Till now we have been looking at only one variable at a time i.e. our data was 1D or 1-dimensional. Co-variance is defined for higher dimensional data. So as the name suggests, instead of just one variable, it considers multiple (exactly 2) variables and compute variance. Before going further, let’s discuss the data first. When I say 2D, I mean each instance of data is represented by two numbers. And in basic planar geometry, we know two numbers can be associated with a point, hence each instance is represented by a single point. A sample data with 10 instances and their visualization on a 2D plane is shown below,
Now back to it, more formally co-variance is “a measure of the joint variability of two **random variables*”. *The idea is if both variables follow same increasing behavior we have high co-variance.
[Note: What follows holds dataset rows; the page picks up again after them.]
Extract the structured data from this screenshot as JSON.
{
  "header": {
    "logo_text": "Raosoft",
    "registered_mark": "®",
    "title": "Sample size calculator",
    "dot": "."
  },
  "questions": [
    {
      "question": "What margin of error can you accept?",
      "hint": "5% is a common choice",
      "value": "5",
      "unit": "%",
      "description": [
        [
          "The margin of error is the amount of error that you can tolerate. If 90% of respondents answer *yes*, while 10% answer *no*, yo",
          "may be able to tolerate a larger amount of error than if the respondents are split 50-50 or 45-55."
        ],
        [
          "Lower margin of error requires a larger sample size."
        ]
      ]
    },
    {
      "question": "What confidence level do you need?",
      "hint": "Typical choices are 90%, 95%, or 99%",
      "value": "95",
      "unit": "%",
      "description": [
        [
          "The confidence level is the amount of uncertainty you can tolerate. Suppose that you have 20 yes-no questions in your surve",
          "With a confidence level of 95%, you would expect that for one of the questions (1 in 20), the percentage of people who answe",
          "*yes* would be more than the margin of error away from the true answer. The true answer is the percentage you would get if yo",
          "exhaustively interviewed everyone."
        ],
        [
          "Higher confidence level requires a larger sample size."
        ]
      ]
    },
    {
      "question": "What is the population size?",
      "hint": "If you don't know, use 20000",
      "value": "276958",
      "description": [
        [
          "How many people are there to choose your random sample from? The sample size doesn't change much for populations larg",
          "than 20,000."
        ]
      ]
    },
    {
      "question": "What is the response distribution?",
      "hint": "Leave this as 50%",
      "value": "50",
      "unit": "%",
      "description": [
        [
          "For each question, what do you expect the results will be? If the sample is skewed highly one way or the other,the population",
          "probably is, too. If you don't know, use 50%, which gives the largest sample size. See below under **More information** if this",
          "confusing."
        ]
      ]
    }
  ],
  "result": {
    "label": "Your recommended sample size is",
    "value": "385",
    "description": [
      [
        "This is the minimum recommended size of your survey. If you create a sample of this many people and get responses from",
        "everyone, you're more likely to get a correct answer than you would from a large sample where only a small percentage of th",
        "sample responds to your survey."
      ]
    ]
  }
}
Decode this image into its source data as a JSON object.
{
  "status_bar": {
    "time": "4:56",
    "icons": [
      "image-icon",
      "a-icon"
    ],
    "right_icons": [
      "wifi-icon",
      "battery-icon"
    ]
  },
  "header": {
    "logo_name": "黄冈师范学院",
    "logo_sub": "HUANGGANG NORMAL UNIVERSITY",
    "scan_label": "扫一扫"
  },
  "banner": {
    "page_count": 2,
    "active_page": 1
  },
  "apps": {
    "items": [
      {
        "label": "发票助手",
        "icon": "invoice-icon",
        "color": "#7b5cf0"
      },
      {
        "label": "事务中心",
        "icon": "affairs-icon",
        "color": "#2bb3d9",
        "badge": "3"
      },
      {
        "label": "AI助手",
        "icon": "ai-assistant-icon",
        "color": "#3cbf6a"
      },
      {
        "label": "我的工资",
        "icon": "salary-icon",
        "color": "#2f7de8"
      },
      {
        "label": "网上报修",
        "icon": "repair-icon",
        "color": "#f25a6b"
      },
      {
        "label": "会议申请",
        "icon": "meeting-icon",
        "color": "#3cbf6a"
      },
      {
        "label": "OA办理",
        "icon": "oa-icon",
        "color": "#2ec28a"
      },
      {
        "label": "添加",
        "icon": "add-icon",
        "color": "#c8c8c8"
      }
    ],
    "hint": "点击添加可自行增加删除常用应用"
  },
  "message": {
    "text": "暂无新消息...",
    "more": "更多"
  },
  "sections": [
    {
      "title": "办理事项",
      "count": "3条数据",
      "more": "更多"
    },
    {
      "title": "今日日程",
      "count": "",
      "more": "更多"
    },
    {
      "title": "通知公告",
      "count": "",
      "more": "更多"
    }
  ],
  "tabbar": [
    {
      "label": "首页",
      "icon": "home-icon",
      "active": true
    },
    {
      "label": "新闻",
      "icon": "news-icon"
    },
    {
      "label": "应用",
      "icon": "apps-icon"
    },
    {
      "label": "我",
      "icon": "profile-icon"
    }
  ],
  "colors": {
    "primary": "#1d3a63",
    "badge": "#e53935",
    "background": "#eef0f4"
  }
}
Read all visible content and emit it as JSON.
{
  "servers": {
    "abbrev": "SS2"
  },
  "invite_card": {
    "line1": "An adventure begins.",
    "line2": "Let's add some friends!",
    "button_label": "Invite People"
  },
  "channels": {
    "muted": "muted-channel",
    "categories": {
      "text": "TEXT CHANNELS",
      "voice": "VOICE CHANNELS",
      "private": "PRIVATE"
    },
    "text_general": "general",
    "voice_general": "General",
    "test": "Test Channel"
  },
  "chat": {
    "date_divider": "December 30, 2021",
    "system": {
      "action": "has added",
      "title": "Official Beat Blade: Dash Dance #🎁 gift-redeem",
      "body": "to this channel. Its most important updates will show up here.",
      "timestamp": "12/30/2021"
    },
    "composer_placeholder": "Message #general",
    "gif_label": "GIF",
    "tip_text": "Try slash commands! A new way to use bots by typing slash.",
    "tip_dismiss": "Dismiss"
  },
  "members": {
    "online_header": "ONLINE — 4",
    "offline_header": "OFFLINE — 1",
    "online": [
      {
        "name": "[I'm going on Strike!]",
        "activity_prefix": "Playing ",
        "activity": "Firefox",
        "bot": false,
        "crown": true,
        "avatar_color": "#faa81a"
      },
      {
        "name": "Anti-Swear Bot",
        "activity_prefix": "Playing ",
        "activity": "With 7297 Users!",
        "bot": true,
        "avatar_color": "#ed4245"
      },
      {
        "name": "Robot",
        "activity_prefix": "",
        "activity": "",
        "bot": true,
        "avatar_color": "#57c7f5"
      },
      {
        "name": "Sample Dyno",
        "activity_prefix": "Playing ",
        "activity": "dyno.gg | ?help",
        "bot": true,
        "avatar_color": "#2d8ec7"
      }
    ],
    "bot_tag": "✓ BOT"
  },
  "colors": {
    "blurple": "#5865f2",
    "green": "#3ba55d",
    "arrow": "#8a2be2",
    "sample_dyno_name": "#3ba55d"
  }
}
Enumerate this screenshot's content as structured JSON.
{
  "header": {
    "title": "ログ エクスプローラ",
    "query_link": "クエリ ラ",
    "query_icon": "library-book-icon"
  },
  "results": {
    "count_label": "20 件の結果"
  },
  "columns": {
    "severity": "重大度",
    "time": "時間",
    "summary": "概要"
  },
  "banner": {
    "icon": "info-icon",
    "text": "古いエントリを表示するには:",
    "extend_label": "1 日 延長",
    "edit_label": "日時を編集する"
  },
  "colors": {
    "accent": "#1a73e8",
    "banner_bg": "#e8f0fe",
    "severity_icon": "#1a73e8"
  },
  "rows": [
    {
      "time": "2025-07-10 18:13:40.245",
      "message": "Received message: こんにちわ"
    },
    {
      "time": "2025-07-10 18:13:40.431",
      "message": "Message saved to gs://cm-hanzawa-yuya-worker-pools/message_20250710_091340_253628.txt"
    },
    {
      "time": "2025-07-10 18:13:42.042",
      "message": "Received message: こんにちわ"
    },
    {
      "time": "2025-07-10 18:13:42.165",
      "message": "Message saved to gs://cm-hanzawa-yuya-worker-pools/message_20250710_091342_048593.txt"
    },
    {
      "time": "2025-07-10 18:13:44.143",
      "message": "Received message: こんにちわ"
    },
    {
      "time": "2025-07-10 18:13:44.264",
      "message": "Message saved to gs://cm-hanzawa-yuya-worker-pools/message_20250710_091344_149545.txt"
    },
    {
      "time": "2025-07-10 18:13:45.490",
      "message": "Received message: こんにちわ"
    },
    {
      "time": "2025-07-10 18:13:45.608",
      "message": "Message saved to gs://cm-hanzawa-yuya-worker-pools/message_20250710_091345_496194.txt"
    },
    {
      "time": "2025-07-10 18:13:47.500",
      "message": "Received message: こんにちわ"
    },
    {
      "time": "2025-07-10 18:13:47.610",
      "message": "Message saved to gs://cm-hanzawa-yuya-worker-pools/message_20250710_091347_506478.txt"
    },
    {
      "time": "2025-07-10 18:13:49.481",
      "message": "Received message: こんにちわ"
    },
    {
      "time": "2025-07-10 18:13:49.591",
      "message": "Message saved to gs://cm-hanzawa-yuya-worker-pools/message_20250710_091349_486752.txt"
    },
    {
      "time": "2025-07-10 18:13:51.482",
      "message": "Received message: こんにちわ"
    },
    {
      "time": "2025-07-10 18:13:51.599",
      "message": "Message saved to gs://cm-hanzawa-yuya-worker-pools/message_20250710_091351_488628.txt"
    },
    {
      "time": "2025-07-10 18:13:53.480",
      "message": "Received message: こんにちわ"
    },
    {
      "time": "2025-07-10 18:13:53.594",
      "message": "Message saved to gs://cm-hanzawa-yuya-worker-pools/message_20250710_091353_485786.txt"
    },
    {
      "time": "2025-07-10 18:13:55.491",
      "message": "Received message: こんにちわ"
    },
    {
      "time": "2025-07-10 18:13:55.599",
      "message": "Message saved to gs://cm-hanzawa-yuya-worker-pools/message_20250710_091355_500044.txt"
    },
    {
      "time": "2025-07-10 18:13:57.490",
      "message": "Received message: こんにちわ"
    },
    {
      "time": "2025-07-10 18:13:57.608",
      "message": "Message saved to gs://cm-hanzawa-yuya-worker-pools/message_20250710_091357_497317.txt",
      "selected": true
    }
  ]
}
By this I mean, if one variable increases so does the other. In all of the other cases, like where one increases (or decreases) and the other decreases (or increases), we will have negative co-variance. As its a extension of variance, we can express co-variance formula from variance formula as follows,
Variance to co-variance
Please note the subtle second line, which says that co-variance of same variable is equal to variance of the variable. And later all we did was to replace the ‘x’ related term from the second portion of numerator with ‘y’, and we have the co-variance formula! Also note that ‘ux’ and ‘uy’ are the mean of variable ‘X’ and ‘Y’ respectively.
One interesting intuition emerges if we look closely at the numerator. But to generalize this, suppose we computed the mean of both variables (‘ux’ and ‘uy’) and took any one point (‘x_i’ and ‘y_i’) from dateset and plotted both of them as points in a 2D plane. Then we can form a rectangle with these two points being at the exact opposite positions. Going in this direction leads to,
co-variance is nothing but average sum of all rectangle areas
So, it’s basically representing the area of a rectangle which is plotted between the mean and a data point. So each point of the dataset will make a rectangle with mean point. But as we draw rectangles for the complete dataset and find their area using the above formulae, we observe some rectangles have negative area! Nothing to worry, as it just showcase that this data point (for which we get -ve area) has different behavior for its variables, i.e. one is high but the other is low, which goes against the idea of co-variance. Now as we take the summation of all the data points’s rectangle area, what we are doing is adding the +ve areas and subtracting the -ve areas. And finally the resulting value after averaging represents the magnitude of co-variance. One examples on a sample dataset is shown below, where we showcase different points of dataset and the rectangles formed with their areas,
Rectangles formed by the mean-point with rest of the points.
Negative area is represented as red, positive area by green.Let’s also look at the different datasets and the rectangles formed. Also notice that the Figure 1 represents the case with largest area and hence largest co-variance (we discussed how they are proportional). As stated before, the behavior shown here is the ideal one i.e. as one variable increases, so does the other. And as points starts to deviate from this straight line behavior, as shown in the subsequent figures, the amount of red rectangles increases and hence the magnitude of co-variances decreases.
A decrease in area from figure 1 to figure 4, due to change in expectation of “both variables should show similar behavior”
When we represent a formula in an easily interpretable form such as a diagram or plot, it becomes much easier to understand and also easier to grasp hidden insights. For example if we represent co-variance in form of rectangles and their areas, we can quickly answer questions like which will have higher co-variance, an exponential decay or growth plot? Or what will happen if there are many +ve points near mean but one -ve point far away from the mean? (read, outliers). Try to think of these questions in the form of rectangles and areas and the answer will come out quickly. I hope it does :)